- $2.7M – Canadian Association of Medical Radiation Technologists pilots a bridging program and centralizes credential assessment for IEMRTs.
- $1.5M – Progress Career Planning Institute’s INLAP supports skilled newcomers in healthcare with licensure assistance.
- $5.1M – Government of Newfoundland and Labrador facilitates credential recognition and employment for Indian RNs in NL.
- $4.8M – Progressive Inter-Cultural Community Services Society’s project addresses credential recognition barriers and supports IEHPs’ employment.
- $1.4M – Alberta International Medical Graduates Association enhances a web tool for IMGs’ career advice and job placements.
- $7.6M – Achev’s EPIC-HC helps IEHPs in Ontario and Alberta with job placements and accreditation in the healthcare sector.
The funded projects are designed to:
- Streamline the credential recognition process for IEHPs by improving procedures and simplifying steps.
- Provide relevant Canadian work experience in their respective fields, supplemented with essential support services such as childcare, transportation, mentoring, and coaching.
- Facilitate the mobility of health professionals across Canadian jurisdictions, thereby reducing systemic and administrative barriers.
This approach aligns with the government’s commitment made during the October 2023 Health Ministers’ Meeting, focusing on reducing the time it takes for IEHPs to join the Canadian health workforce.
The Role of the Foreign Credential Recognition Program
The Foreign Credential Recognition Program collaborates with various stakeholders, including provinces, territories, and regulatory bodies, to support more efficient credential recognition systems. This program plays a pivotal role in bolstering Canada’s economy by creating quality employment opportunities and promoting a sustainable health workforce.
Minister Randy Boissonnault emphasized the compassionate and effective nature of this initiative, stating that it not only fills labor gaps but also strengthens the healthcare system and the economy. Similarly, Minister of Health Mark Holland highlighted the importance of integrating new health care workers to alleviate labor challenges. Jim Lai, President of the Association of Canadian Faculties of Dentistry, expressed enthusiasm for the federal government’s support, which aligns with policies to increase immigration and integrate internationally trained dentists into Canada’s workforce.
- The health care sector in Canada reported 90,000 unfilled positions in the second quarter of 2023.
- Half of the newcomers to Canada hold at least a bachelor’s degree, yet they often face higher unemployment rates and challenges in working in regulated occupations.

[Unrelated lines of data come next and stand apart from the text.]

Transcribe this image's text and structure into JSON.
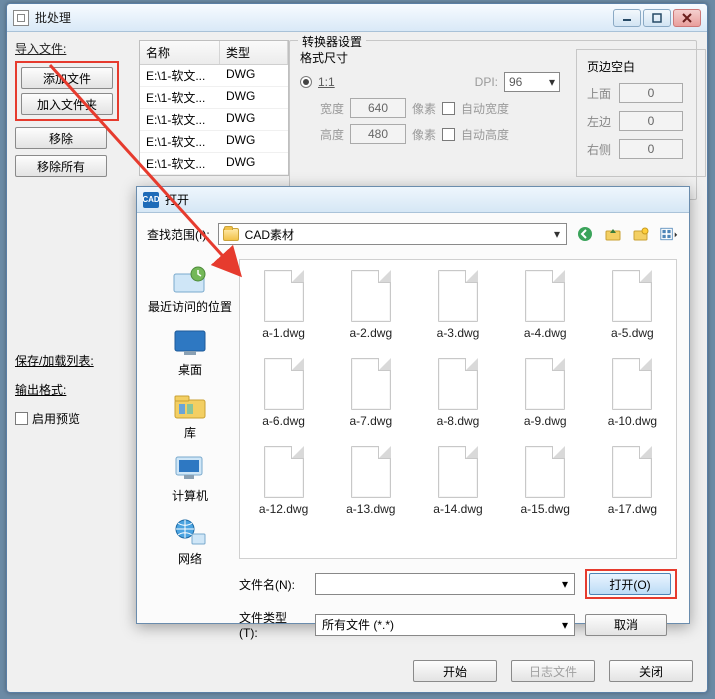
{
  "window": {
    "title": "批处理"
  },
  "left": {
    "import_label": "导入文件:",
    "add_file": "添加文件",
    "add_folder": "加入文件夹",
    "remove": "移除",
    "remove_all": "移除所有",
    "save_list": "保存/加载列表:",
    "out_fmt": "输出格式:",
    "enable_preview": "启用预览"
  },
  "table": {
    "col_name": "名称",
    "col_type": "类型",
    "rows": [
      {
        "name": "E:\\1-软文...",
        "type": "DWG"
      },
      {
        "name": "E:\\1-软文...",
        "type": "DWG"
      },
      {
        "name": "E:\\1-软文...",
        "type": "DWG"
      },
      {
        "name": "E:\\1-软文...",
        "type": "DWG"
      },
      {
        "name": "E:\\1-软文...",
        "type": "DWG"
      }
    ]
  },
  "conv": {
    "title": "转换器设置",
    "fmt_title": "格式尺寸",
    "ratio": "1:1",
    "dpi_lbl": "DPI:",
    "dpi_val": "96",
    "w_lbl": "宽度",
    "w_val": "640",
    "h_lbl": "高度",
    "h_val": "480",
    "px": "像素",
    "auto_w": "自动宽度",
    "auto_h": "自动高度",
    "margin_title": "页边空白",
    "m_top": "上面",
    "m_left": "左边",
    "m_right": "右侧",
    "m_zero": "0"
  },
  "bottom": {
    "start": "开始",
    "logs": "日志文件",
    "close": "关闭"
  },
  "open": {
    "title": "打开",
    "scope_lbl": "查找范围(I):",
    "scope_val": "CAD素材",
    "places": {
      "recent": "最近访问的位置",
      "desktop": "桌面",
      "library": "库",
      "computer": "计算机",
      "network": "网络"
    },
    "files": [
      "a-1.dwg",
      "a-2.dwg",
      "a-3.dwg",
      "a-4.dwg",
      "a-5.dwg",
      "a-6.dwg",
      "a-7.dwg",
      "a-8.dwg",
      "a-9.dwg",
      "a-10.dwg",
      "a-12.dwg",
      "a-13.dwg",
      "a-14.dwg",
      "a-15.dwg",
      "a-17.dwg"
    ],
    "fname_lbl": "文件名(N):",
    "ftype_lbl": "文件类型(T):",
    "ftype_val": "所有文件 (*.*)",
    "open_btn": "打开(O)",
    "cancel_btn": "取消"
  }
}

- With immigration projected to reach 500,000 by 2025, enhancing support for skilled newcomers is increasingly vital.
- Budget allocations in 2022 and 2023 have significantly increased to support the Foreign Credential Recognition Program, particularly in the health sector.
This initiative by the Canadian government is a significant step towards addressing the current healthcare workforce crisis. By integrating internationally educated health professionals into the system, Canada is not only enriching its healthcare services but also showcasing a model of inclusivity and diversity in workforce development.